There are a number of theories in play at the moment as to his primary goal, some of which I will discuss below in addition to my own views on the matter.

The message serves a number of purposes. First and foremost, it confirms his continued existence for both his followers and adversaries. There has been speculation in various circles pertaining to his health and ability to elude those who are looking for him. The image he presents is younger and more vigorous then those in the past, bolstering the resolve of his organization and perhaps twisting the thorn in the side of the United States and its allies. That is the primary goal of this tape, and there are there other secondary objectives, which come into play but may not be readily apparent.

Why he is doing it at this point in time remains a key factor in current news cycle. The timed release of this tape has strategic importance for what he intends to accomplish and is critical to his secondary objectives. With General Petraeus and top military advisers ready to deliver their findings on the situation in Iraq this week, the conflict and the Middle East will remain in the spotlight. The continued voice of the mastermind behind 9/11 will never be far from discussion. It’s a key underlying factor that needs to be recognized: he is releasing this tape now to capitalize on the media coverage of Iraq and the Middle East.

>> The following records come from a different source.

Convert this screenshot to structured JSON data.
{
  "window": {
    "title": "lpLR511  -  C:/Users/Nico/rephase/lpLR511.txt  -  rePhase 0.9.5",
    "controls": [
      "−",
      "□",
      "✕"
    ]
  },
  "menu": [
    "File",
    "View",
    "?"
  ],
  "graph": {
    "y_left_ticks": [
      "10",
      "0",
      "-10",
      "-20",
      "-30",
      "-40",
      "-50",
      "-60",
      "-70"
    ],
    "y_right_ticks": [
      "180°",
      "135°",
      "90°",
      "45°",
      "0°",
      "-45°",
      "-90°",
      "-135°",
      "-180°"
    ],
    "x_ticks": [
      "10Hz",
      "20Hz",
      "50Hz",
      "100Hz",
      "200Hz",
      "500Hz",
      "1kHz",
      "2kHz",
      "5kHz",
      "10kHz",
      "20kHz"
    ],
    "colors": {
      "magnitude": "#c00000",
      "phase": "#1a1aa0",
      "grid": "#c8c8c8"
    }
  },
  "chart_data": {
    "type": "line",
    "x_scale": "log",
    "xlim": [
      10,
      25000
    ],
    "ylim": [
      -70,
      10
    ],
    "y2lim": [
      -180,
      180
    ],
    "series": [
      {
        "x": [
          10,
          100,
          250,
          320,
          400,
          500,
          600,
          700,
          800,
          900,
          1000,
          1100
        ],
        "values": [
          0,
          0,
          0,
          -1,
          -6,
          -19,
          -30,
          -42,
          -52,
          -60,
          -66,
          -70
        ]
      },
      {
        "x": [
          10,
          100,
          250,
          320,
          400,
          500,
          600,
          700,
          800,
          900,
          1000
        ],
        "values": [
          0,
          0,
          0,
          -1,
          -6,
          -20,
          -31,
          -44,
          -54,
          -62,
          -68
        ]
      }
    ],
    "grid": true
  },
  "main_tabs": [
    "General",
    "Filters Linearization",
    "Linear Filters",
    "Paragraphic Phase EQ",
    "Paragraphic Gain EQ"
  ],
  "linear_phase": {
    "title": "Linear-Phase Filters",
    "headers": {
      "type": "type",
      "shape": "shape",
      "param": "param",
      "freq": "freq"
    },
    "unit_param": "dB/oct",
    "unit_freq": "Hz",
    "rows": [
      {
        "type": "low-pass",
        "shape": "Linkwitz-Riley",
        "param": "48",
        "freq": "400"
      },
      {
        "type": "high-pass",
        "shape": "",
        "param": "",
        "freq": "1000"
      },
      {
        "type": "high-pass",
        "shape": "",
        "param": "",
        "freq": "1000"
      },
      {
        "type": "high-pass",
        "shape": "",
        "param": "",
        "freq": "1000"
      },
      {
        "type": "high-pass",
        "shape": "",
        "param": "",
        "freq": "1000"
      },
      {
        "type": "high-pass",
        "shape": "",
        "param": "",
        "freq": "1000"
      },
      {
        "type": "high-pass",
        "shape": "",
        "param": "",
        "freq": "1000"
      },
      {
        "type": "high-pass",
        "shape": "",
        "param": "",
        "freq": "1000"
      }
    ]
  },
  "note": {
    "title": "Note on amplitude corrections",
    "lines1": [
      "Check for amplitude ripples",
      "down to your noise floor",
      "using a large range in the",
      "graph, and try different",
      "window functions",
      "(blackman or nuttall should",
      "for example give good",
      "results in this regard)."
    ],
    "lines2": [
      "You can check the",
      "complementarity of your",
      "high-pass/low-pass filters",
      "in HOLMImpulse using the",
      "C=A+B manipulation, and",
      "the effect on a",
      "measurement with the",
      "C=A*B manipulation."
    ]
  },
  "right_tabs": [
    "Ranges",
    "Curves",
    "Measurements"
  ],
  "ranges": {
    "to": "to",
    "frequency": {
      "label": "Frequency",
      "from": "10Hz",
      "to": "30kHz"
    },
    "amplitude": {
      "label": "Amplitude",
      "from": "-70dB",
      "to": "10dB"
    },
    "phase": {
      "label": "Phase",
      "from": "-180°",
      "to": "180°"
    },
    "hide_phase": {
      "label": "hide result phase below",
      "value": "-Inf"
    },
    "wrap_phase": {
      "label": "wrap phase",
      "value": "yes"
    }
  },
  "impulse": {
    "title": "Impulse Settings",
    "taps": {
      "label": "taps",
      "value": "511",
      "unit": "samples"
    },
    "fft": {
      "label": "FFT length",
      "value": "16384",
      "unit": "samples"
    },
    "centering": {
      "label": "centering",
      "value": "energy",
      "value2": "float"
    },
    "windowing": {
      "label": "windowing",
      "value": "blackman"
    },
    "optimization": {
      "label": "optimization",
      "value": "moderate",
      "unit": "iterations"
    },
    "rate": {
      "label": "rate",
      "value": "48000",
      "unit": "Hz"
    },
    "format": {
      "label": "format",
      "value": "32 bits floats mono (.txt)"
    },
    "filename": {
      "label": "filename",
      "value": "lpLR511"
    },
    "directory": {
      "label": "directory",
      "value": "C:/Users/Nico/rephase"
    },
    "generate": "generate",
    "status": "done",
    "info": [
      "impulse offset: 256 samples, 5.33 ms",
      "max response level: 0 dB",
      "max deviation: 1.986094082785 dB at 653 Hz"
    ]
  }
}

Within the tape itself he mentions Iraq in addition to bringing up the pain and suffering of the 9/11 attacks. The inflammatory commentary is designed with two distinct possibilities in mind, which merits further discussion, and would serve to support his organizations long-term goals. These are what I feel best summarize his goals with the release of the video:

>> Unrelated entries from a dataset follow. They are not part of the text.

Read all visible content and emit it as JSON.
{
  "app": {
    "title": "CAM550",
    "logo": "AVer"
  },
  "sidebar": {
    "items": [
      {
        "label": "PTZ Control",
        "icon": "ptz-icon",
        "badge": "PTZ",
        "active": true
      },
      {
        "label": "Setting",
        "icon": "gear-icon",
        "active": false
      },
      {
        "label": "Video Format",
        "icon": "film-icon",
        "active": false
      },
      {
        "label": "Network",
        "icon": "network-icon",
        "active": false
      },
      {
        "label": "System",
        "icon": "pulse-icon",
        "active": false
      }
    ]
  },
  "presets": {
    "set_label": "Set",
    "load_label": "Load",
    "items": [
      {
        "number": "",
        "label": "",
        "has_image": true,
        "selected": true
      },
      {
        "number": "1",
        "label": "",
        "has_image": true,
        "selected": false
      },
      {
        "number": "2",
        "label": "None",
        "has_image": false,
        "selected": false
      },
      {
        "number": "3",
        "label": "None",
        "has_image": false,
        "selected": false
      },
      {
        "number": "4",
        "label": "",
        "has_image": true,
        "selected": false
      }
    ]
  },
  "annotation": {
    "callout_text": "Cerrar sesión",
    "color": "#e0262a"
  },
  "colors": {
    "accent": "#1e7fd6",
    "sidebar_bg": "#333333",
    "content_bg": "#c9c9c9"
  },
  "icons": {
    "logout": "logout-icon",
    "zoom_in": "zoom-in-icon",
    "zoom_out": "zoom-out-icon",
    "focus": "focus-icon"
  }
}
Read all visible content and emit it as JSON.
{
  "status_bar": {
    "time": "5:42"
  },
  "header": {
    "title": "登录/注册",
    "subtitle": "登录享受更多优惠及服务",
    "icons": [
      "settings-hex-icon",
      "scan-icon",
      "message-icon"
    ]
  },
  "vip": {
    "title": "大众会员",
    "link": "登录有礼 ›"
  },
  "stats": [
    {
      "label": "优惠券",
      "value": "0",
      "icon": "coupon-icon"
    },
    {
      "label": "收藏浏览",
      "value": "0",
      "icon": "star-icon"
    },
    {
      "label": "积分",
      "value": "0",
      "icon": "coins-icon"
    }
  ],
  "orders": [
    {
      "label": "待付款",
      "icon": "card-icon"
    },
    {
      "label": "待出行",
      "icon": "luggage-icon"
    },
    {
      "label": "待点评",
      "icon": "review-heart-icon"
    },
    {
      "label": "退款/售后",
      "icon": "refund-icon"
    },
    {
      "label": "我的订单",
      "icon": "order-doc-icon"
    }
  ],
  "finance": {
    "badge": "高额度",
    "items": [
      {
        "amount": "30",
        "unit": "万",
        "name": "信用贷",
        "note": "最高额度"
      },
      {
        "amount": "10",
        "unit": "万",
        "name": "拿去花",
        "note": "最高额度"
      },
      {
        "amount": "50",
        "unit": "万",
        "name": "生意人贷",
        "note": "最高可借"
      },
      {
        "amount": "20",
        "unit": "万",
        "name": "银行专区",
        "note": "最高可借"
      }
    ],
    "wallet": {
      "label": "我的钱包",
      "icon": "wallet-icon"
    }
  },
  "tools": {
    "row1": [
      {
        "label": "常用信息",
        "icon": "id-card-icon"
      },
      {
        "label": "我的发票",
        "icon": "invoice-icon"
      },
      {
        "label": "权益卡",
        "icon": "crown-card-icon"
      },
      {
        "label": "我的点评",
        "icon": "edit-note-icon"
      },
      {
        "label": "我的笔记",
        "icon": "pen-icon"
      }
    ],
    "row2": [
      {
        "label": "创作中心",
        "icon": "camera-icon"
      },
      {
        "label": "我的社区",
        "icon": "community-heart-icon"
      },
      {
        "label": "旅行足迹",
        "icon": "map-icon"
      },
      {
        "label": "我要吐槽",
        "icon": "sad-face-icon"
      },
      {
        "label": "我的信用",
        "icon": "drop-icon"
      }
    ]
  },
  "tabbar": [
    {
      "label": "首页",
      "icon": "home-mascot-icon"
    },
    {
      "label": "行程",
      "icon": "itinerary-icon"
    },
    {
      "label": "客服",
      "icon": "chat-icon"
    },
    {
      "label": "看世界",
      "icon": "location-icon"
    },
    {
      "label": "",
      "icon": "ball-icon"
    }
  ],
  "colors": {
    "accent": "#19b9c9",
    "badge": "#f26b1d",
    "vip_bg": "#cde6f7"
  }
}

It is his hope and in the best interests of his organization for the United States to remain in Iraq and continue to pour its resources into the conflict to the point of destabilizing the nation at home. As much as Bin Laden may criticize the United States, capitalism, and the West; he is highly educated and has an in depth understanding of his adversary and how to strike at them. Think back to the attacks on the World Trade Center in New York City. In addition to tragedy and pain they caused the nation, they also represented the financial heart of country.

By the United States remaining in Iraq and the Middle East it would serve as a rallying point around his cause. If you take out the U.S. presence it would detract from his ability to point to the “Great White Satan” and their continued violation of The Holy Land. Contrary to conventional wisdom, the military and American presence in Iraq has actually served to increase his credibility and standing in the Islamic world as opposed to striking at the enemy that attacked the country.

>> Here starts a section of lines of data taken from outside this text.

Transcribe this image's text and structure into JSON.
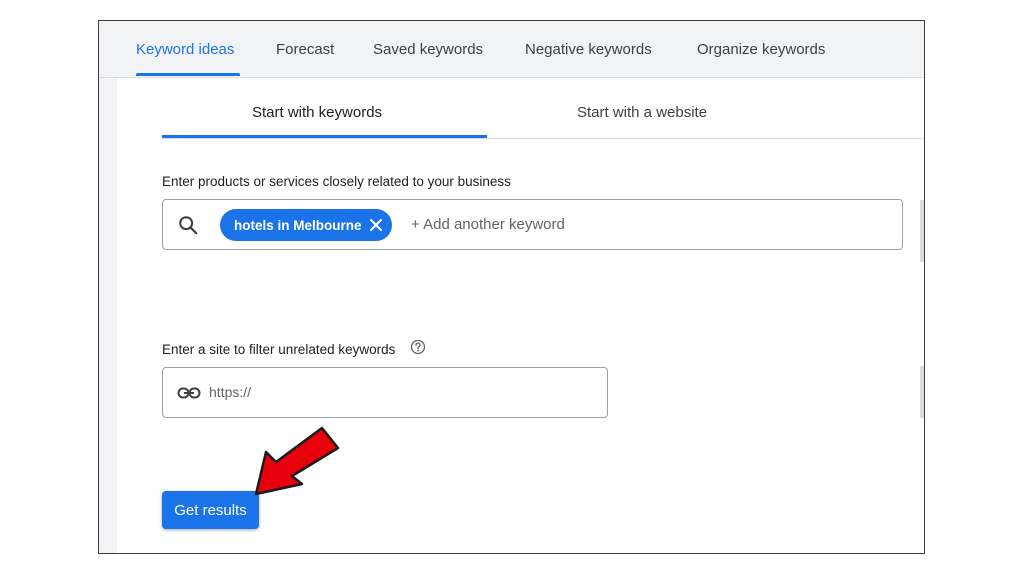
{
  "topnav": {
    "tabs": [
      {
        "label": "Keyword ideas",
        "active": true
      },
      {
        "label": "Forecast"
      },
      {
        "label": "Saved keywords"
      },
      {
        "label": "Negative keywords"
      },
      {
        "label": "Organize keywords"
      }
    ]
  },
  "subtabs": {
    "keywords": "Start with keywords",
    "website": "Start with a website"
  },
  "keywords_section": {
    "label": "Enter products or services closely related to your business",
    "chip": "hotels in Melbourne",
    "placeholder": "+ Add another keyword"
  },
  "site_section": {
    "label": "Enter a site to filter unrelated keywords",
    "placeholder": "https://"
  },
  "button": {
    "label": "Get results"
  },
  "colors": {
    "accent": "#1a73e8",
    "arrow": "#e8000d"
  },
  "icons": [
    "search-icon",
    "close-icon",
    "help-icon",
    "link-icon",
    "pointer-arrow-icon"
  ]
}
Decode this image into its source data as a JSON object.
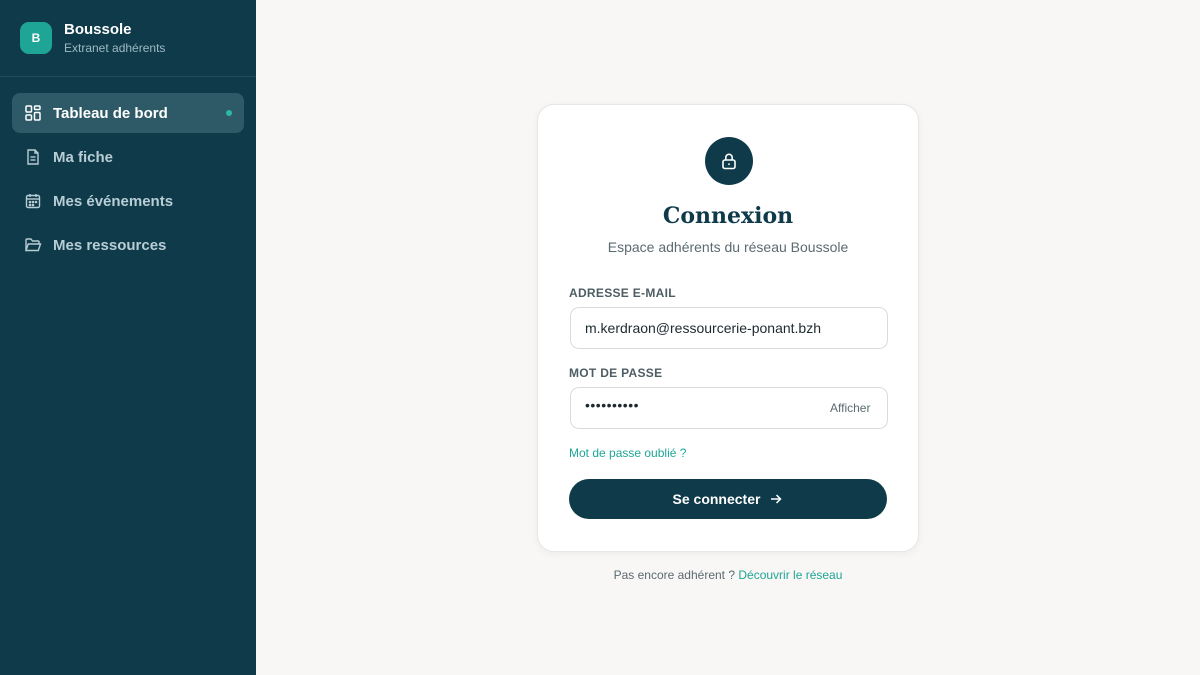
{
  "brand": {
    "logo_letter": "B",
    "name": "Boussole",
    "subtitle": "Extranet adhérents"
  },
  "sidebar": {
    "items": [
      {
        "label": "Tableau de bord",
        "icon": "dashboard-icon",
        "active": true
      },
      {
        "label": "Ma fiche",
        "icon": "document-icon",
        "active": false
      },
      {
        "label": "Mes événements",
        "icon": "calendar-icon",
        "active": false
      },
      {
        "label": "Mes ressources",
        "icon": "folder-icon",
        "active": false
      }
    ]
  },
  "login": {
    "icon": "lock-icon",
    "title": "Connexion",
    "subtitle": "Espace adhérents du réseau Boussole",
    "email_label": "ADRESSE E-MAIL",
    "email_value": "m.kerdraon@ressourcerie-ponant.bzh",
    "password_label": "MOT DE PASSE",
    "password_masked": "••••••••••",
    "show_label": "Afficher",
    "forgot_label": "Mot de passe oublié ?",
    "submit_label": "Se connecter"
  },
  "footer": {
    "prompt": "Pas encore adhérent ?",
    "link": "Découvrir le réseau"
  },
  "colors": {
    "sidebar_bg": "#0e3a4a",
    "accent": "#1fa596",
    "page_bg": "#f8f7f5"
  }
}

If the videotape plays again and again over the course of the week and the media discusses Osama Bin Laden at great length, then his objectives would have been achieved. He would have manipulated the American media into carrying out his own agenda and spreading his message to organizational members and the world.

The height of ironies: Osama Bin Laden using freedom of speech within the United States of America.

If leadership in the United States really wants to focus on handcuffing Bin Laden as much as possible, they should publicly ignore the videotape and give it virtually no airtime. Do not discuss it in press briefings and implore the major media outlets to play it as little as possible or not at all.

The successful strategy to combating violent extremism in the world today is to isolate credibility. The information saturated media environment we exist in is determined by whom we see and hear. By giving Bin Laden an international stage and platform to use, it will only undermine the national security and stability of the United States.

In the long run, the way to combat extremism is by portraying reactionaries and violent individuals for where they are: outside credibility and outside the civilized world.